By Kelsey Stein
A national organization that helps states analyze and improve their criminal justice systems could offer recommendations for Alabama by December, if its involvement receives final approval.
Representatives of the Council of State Governments Justice Center this week have met with dozens of people in Alabama who are involved with the criminal justice system.
While the agreement awaits approval, Andrew Barbee, a research manager, and Marc Pelka, the director of the Justice Reinvestment Program, spoke with lawmakers, Department of Corrections Commissioner Kim Thomas and his staff, attorneys, judges, victims’ advocates and others.
They have begun studying reports that outline system-wide crime trends, arrest rates, sentencing, probation and parole to prepare a system overview to present to Alabama’s recently formed prison reform task force, perhaps as early as next month.
“It’s a hurdle for states to formally demonstrate interest in justice reinvestment because it requires that bipartisan and inter-branch coordination,” Pelka said. “In a number of ways, Alabama has stood out because of the support expressed from leaders in the letter they submitted.”
He emphasized that the bulk of the work involved in revamping the criminal justice system lies with state officials and the prison task force, with the justice center analyzing data and offering recommendations to policymakers.
At the first working group meeting, which could take place in June, Barbee expects to present a broad system overview, offer case studies from other states, outline options for reducing recidivism and describe the proposed scope of the work in Alabama.
If the project begins in June as planned, several meetings will take place over the course of six months.

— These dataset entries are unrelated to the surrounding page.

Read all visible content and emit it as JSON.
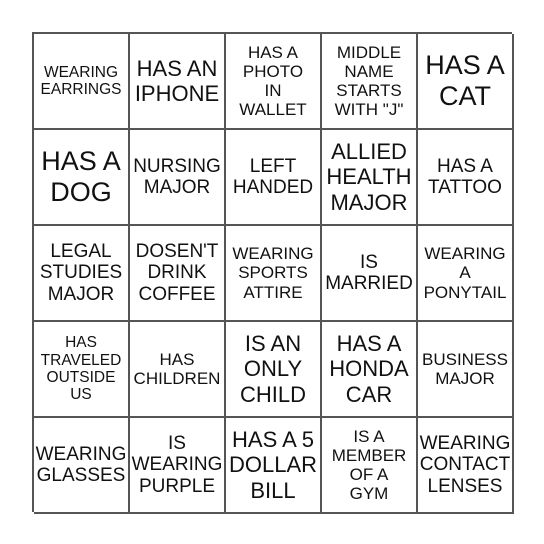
{
  "board": {
    "cells": [
      {
        "text": "WEARING\nEARRINGS",
        "size": "s1"
      },
      {
        "text": "HAS AN\nIPHONE",
        "size": "s4"
      },
      {
        "text": "HAS A\nPHOTO\nIN\nWALLET",
        "size": "s2"
      },
      {
        "text": "MIDDLE\nNAME\nSTARTS\nWITH \"J\"",
        "size": "s2"
      },
      {
        "text": "HAS A\nCAT",
        "size": "s5"
      },
      {
        "text": "HAS A\nDOG",
        "size": "s5"
      },
      {
        "text": "NURSING\nMAJOR",
        "size": "s3"
      },
      {
        "text": "LEFT\nHANDED",
        "size": "s3"
      },
      {
        "text": "ALLIED\nHEALTH\nMAJOR",
        "size": "s4"
      },
      {
        "text": "HAS A\nTATTOO",
        "size": "s3"
      },
      {
        "text": "LEGAL\nSTUDIES\nMAJOR",
        "size": "s3"
      },
      {
        "text": "DOSEN'T\nDRINK\nCOFFEE",
        "size": "s3"
      },
      {
        "text": "WEARING\nSPORTS\nATTIRE",
        "size": "s2"
      },
      {
        "text": "IS\nMARRIED",
        "size": "s3"
      },
      {
        "text": "WEARING\nA\nPONYTAIL",
        "size": "s2"
      },
      {
        "text": "HAS\nTRAVELED\nOUTSIDE\nUS",
        "size": "s1"
      },
      {
        "text": "HAS\nCHILDREN",
        "size": "s2"
      },
      {
        "text": "IS AN\nONLY\nCHILD",
        "size": "s4"
      },
      {
        "text": "HAS A\nHONDA\nCAR",
        "size": "s4"
      },
      {
        "text": "BUSINESS\nMAJOR",
        "size": "s2"
      },
      {
        "text": "WEARING\nGLASSES",
        "size": "s3"
      },
      {
        "text": "IS\nWEARING\nPURPLE",
        "size": "s3"
      },
      {
        "text": "HAS A 5\nDOLLAR\nBILL",
        "size": "s4"
      },
      {
        "text": "IS A\nMEMBER\nOF A\nGYM",
        "size": "s2"
      },
      {
        "text": "WEARING\nCONTACT\nLENSES",
        "size": "s3"
      }
    ]
  }
}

Policy options could be discussed in December and used to draft legislation for the 2015 session.
Because the justice center’s involvement in the state is in the preliminary stages, Barbee and Pelka spoke with stakeholders in general terms about how the process – called “justice reinvestment” – works. The organization’s work in Alabama would come at no cost to the state.
Reinvestment is identifying “better practices in ways that maintain and improve public safety in a more cost-effective manner,” Barbee said. Those savings are then re-invested in the criminal justice system, with many states funding substance abuse and mental health programs.
The justice center has worked with 18 states so far and works with two or three each year. Last year, the organization helped to address prison problems in Michigan and Idaho, where a sweeping reform bill was recently signed into law.
Sen. Cam Ward, the chairman of the Alabama Legislature’s prison oversight committee, has praised the organization, calling it “the leading driver behind prison reform across the country.”
In a report issued in January, the U.S. Department of Justice outlined problems that have existed for decades in Alabama’s prison system and spelled out a variety of suggested improvements. Among the most persistent problems is overcrowding, as prison populations remain significantly over their designed capacity.
“Everyone has been up-front in acknowledging that the state does indeed face some very real challenges, and that the state does need solutions sooner rather than later,” Barbee said.